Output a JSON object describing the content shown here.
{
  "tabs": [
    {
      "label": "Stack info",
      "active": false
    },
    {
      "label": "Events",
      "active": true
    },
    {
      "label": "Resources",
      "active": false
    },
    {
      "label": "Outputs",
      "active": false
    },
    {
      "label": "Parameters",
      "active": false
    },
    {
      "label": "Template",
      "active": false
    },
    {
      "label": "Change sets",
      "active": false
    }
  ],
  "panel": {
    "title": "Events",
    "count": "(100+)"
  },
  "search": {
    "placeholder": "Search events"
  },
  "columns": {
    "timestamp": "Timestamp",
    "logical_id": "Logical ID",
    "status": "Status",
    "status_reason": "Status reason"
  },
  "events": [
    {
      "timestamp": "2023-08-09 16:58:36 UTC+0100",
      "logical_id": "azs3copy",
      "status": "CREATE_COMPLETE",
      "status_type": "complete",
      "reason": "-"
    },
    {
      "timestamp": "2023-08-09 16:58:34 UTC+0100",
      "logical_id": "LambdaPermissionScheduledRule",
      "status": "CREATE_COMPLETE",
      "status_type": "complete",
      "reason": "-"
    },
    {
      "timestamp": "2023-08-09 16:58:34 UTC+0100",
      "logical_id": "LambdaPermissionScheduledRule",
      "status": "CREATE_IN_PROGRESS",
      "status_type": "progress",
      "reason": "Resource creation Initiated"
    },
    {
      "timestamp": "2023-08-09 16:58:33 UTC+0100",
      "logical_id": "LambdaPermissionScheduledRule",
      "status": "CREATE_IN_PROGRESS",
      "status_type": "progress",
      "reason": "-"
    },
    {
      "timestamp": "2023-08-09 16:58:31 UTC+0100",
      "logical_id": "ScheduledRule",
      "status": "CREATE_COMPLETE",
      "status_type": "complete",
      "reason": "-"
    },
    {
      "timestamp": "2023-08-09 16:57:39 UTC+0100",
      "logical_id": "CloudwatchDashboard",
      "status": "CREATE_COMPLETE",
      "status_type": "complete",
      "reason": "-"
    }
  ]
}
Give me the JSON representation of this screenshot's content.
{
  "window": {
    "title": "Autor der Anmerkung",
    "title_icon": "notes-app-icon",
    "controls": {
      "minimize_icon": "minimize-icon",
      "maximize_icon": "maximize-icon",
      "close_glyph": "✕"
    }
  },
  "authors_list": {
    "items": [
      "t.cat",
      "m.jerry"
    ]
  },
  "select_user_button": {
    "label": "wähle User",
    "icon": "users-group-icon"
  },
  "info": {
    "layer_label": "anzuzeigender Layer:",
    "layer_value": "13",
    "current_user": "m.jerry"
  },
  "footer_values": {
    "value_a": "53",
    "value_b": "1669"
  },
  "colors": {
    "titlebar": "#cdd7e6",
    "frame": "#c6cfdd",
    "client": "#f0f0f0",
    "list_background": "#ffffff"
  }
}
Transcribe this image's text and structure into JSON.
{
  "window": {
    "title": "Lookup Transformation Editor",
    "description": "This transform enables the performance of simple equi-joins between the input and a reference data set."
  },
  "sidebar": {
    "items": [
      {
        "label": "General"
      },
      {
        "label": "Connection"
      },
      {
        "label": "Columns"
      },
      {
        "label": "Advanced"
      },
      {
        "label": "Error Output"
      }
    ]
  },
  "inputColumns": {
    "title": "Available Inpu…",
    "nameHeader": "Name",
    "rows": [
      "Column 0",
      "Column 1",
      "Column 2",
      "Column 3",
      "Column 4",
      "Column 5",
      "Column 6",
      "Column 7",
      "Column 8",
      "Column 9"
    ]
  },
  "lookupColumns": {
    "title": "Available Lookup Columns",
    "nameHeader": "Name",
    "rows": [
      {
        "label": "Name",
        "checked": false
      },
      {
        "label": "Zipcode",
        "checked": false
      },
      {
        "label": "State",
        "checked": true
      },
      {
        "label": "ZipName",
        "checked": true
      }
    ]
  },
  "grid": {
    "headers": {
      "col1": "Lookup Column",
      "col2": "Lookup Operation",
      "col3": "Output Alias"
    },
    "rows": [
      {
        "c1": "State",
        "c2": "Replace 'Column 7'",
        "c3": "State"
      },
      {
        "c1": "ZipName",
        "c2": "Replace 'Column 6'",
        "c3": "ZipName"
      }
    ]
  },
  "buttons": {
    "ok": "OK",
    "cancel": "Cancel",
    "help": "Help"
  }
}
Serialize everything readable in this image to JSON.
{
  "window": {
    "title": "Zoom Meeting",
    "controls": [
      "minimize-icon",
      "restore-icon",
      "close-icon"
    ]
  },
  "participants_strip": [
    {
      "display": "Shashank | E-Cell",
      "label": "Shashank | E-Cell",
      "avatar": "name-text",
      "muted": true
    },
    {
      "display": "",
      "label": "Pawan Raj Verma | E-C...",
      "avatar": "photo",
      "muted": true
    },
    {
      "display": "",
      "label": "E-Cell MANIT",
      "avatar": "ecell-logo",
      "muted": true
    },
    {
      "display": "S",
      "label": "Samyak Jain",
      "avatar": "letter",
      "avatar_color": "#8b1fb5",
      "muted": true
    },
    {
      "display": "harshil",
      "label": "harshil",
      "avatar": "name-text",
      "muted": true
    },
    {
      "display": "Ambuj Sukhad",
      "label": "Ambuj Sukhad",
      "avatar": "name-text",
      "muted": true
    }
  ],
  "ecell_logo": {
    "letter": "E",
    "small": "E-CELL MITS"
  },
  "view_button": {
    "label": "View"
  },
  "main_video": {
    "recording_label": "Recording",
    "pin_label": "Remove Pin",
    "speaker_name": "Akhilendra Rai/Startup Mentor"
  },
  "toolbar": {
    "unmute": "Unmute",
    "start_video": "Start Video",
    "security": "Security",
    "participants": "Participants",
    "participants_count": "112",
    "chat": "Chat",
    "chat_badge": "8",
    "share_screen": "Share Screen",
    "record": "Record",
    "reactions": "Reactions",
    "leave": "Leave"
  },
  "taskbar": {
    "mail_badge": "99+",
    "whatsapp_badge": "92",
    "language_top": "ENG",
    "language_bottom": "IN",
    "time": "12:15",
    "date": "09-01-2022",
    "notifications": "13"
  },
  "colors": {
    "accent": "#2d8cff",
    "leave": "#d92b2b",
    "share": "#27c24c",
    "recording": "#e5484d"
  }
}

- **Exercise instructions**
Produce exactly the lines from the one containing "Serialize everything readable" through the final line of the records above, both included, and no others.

- **Your solution**
Serialize everything readable in this image to JSON.
{
  "window": {
    "title": "Zoom Meeting",
    "controls": [
      "minimize-icon",
      "restore-icon",
      "close-icon"
    ]
  },
  "participants_strip": [
    {
      "display": "Shashank | E-Cell",
      "label": "Shashank | E-Cell",
      "avatar": "name-text",
      "muted": true
    },
    {
      "display": "",
      "label": "Pawan Raj Verma | E-C...",
      "avatar": "photo",
      "muted": true
    },
    {
      "display": "",
      "label": "E-Cell MANIT",
      "avatar": "ecell-logo",
      "muted": true
    },
    {
      "display": "S",
      "label": "Samyak Jain",
      "avatar": "letter",
      "avatar_color": "#8b1fb5",
      "muted": true
    },
    {
      "display": "harshil",
      "label": "harshil",
      "avatar": "name-text",
      "muted": true
    },
    {
      "display": "Ambuj Sukhad",
      "label": "Ambuj Sukhad",
      "avatar": "name-text",
      "muted": true
    }
  ],
  "ecell_logo": {
    "letter": "E",
    "small": "E-CELL MITS"
  },
  "view_button": {
    "label": "View"
  },
  "main_video": {
    "recording_label": "Recording",
    "pin_label": "Remove Pin",
    "speaker_name": "Akhilendra Rai/Startup Mentor"
  },
  "toolbar": {
    "unmute": "Unmute",
    "start_video": "Start Video",
    "security": "Security",
    "participants": "Participants",
    "participants_count": "112",
    "chat": "Chat",
    "chat_badge": "8",
    "share_screen": "Share Screen",
    "record": "Record",
    "reactions": "Reactions",
    "leave": "Leave"
  },
  "taskbar": {
    "mail_badge": "99+",
    "whatsapp_badge": "92",
    "language_top": "ENG",
    "language_bottom": "IN",
    "time": "12:15",
    "date": "09-01-2022",
    "notifications": "13"
  },
  "colors": {
    "accent": "#2d8cff",
    "leave": "#d92b2b",
    "share": "#27c24c",
    "recording": "#e5484d"
  }
}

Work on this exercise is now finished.